-- Task data --

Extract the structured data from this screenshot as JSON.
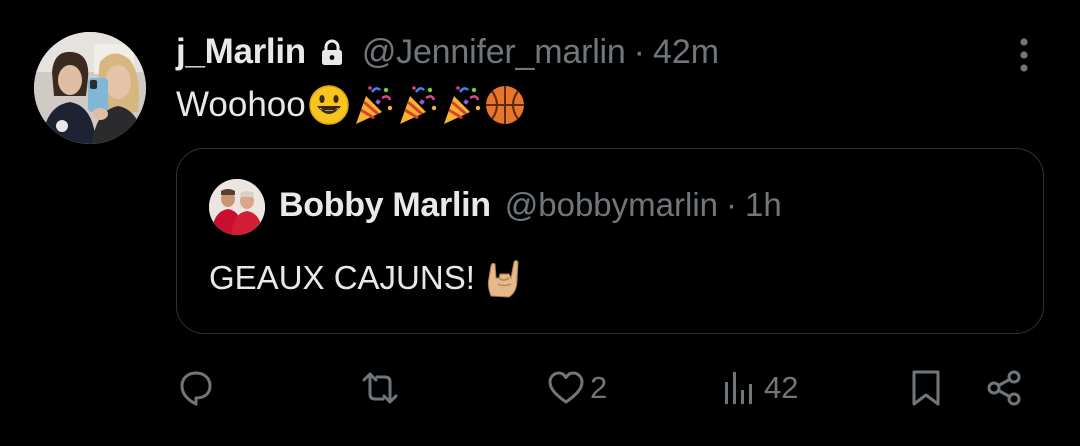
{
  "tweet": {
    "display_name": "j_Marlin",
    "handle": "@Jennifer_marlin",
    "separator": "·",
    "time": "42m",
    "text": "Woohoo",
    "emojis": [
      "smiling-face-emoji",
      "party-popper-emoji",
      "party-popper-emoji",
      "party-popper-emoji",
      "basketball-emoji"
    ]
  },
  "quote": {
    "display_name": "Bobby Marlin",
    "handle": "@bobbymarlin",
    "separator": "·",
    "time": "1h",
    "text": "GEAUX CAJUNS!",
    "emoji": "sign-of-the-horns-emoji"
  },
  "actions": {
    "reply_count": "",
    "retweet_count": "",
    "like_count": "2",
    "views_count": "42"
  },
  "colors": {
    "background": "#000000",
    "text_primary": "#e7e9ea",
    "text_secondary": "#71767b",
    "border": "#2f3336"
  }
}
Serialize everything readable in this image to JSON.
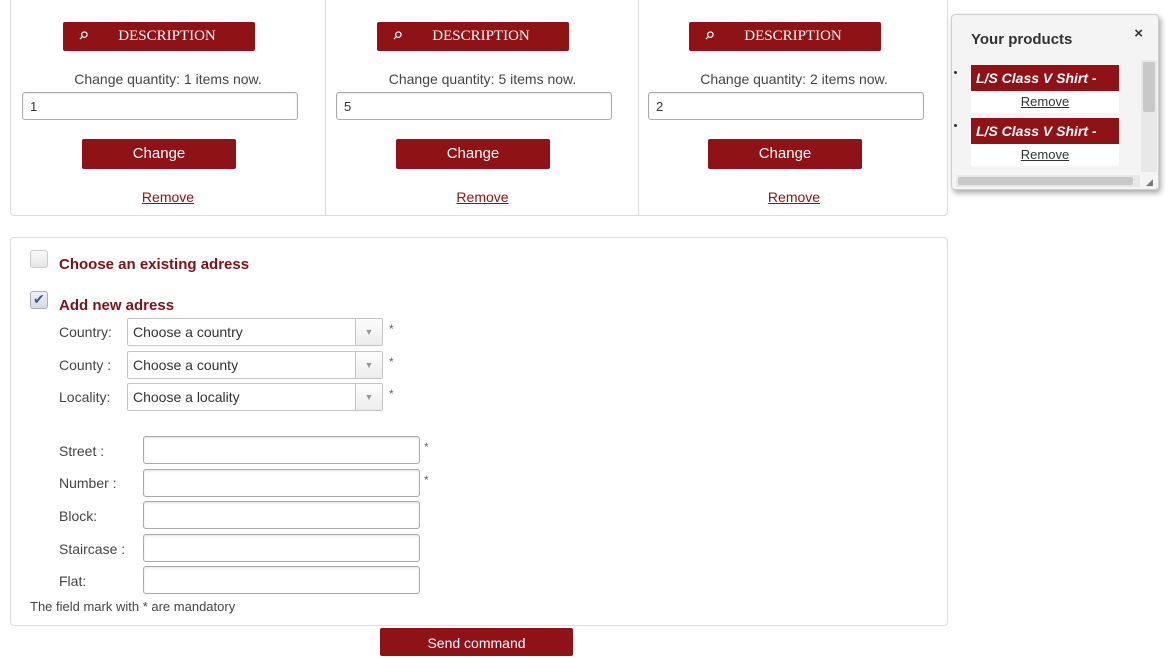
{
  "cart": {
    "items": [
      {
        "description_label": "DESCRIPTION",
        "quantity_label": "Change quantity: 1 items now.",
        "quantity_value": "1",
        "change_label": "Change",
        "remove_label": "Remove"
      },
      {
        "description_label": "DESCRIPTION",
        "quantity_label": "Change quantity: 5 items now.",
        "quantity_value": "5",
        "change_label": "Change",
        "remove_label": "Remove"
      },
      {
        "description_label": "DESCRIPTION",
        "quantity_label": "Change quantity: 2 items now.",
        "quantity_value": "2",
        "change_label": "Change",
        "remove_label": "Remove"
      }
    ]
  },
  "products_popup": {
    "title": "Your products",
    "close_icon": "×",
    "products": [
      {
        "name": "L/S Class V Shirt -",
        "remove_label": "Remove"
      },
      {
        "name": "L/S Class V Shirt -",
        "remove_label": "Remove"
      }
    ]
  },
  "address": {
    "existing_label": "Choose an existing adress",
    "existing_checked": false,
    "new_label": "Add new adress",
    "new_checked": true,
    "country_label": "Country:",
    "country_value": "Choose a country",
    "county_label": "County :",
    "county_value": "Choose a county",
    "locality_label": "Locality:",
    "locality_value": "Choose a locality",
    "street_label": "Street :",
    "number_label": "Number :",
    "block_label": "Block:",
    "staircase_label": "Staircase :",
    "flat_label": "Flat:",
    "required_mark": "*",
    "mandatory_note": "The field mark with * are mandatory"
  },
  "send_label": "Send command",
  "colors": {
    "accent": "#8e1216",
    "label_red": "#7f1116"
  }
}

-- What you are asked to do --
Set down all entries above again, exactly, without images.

-- Written solution --
Extract the structured data from this screenshot as JSON.
{
  "tweet": {
    "display_name": "j_Marlin",
    "handle": "@Jennifer_marlin",
    "separator": "·",
    "time": "42m",
    "text": "Woohoo",
    "emojis": [
      "smiling-face-emoji",
      "party-popper-emoji",
      "party-popper-emoji",
      "party-popper-emoji",
      "basketball-emoji"
    ]
  },
  "quote": {
    "display_name": "Bobby Marlin",
    "handle": "@bobbymarlin",
    "separator": "·",
    "time": "1h",
    "text": "GEAUX CAJUNS!",
    "emoji": "sign-of-the-horns-emoji"
  },
  "actions": {
    "reply_count": "",
    "retweet_count": "",
    "like_count": "2",
    "views_count": "42"
  },
  "colors": {
    "background": "#000000",
    "text_primary": "#e7e9ea",
    "text_secondary": "#71767b",
    "border": "#2f3336"
  }
}
Serialize everything readable in this image to JSON.
{
  "cart": {
    "items": [
      {
        "description_label": "DESCRIPTION",
        "quantity_label": "Change quantity: 1 items now.",
        "quantity_value": "1",
        "change_label": "Change",
        "remove_label": "Remove"
      },
      {
        "description_label": "DESCRIPTION",
        "quantity_label": "Change quantity: 5 items now.",
        "quantity_value": "5",
        "change_label": "Change",
        "remove_label": "Remove"
      },
      {
        "description_label": "DESCRIPTION",
        "quantity_label": "Change quantity: 2 items now.",
        "quantity_value": "2",
        "change_label": "Change",
        "remove_label": "Remove"
      }
    ]
  },
  "products_popup": {
    "title": "Your products",
    "close_icon": "×",
    "products": [
      {
        "name": "L/S Class V Shirt -",
        "remove_label": "Remove"
      },
      {
        "name": "L/S Class V Shirt -",
        "remove_label": "Remove"
      }
    ]
  },
  "address": {
    "existing_label": "Choose an existing adress",
    "existing_checked": false,
    "new_label": "Add new adress",
    "new_checked": true,
    "country_label": "Country:",
    "country_value": "Choose a country",
    "county_label": "County :",
    "county_value": "Choose a county",
    "locality_label": "Locality:",
    "locality_value": "Choose a locality",
    "street_label": "Street :",
    "number_label": "Number :",
    "block_label": "Block:",
    "staircase_label": "Staircase :",
    "flat_label": "Flat:",
    "required_mark": "*",
    "mandatory_note": "The field mark with * are mandatory"
  },
  "send_label": "Send command",
  "colors": {
    "accent": "#8e1216",
    "label_red": "#7f1116"
  }
}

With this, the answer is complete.